Work required: The answer is every line in the data below that contains the word "alamy".
===== Source records =====
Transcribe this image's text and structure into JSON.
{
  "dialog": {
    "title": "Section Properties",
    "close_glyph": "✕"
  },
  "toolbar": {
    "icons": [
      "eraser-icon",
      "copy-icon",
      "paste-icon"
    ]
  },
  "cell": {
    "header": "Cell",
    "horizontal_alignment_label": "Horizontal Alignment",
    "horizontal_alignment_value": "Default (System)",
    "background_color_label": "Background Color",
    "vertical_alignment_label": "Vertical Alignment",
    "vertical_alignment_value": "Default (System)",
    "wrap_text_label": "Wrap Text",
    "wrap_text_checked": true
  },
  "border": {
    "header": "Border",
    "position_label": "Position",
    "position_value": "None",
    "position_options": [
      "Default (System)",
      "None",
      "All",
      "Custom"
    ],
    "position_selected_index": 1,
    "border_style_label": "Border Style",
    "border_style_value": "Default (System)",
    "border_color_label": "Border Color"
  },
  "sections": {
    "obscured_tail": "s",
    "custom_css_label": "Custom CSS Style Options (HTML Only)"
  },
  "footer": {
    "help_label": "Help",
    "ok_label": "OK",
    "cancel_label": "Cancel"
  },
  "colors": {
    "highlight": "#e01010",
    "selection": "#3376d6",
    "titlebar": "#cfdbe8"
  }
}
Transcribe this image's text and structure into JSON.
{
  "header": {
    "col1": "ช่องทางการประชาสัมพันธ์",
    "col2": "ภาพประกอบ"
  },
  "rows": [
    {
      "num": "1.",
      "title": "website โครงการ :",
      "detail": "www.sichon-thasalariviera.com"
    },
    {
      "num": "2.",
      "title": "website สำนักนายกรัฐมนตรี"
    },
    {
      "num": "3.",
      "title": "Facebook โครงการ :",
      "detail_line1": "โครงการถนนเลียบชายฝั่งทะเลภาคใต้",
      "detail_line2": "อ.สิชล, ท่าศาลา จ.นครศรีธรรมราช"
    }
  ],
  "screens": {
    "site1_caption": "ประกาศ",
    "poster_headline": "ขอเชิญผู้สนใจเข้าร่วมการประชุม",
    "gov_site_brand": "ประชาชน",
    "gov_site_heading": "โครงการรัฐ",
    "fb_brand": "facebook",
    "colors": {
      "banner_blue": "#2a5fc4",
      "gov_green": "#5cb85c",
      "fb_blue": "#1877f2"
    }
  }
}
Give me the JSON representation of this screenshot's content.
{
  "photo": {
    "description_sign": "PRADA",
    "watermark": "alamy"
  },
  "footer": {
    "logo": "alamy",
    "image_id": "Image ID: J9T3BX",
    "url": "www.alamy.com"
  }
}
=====
Written solution:
    "watermark": "alamy"
    "logo": "alamy",
    "url": "www.alamy.com"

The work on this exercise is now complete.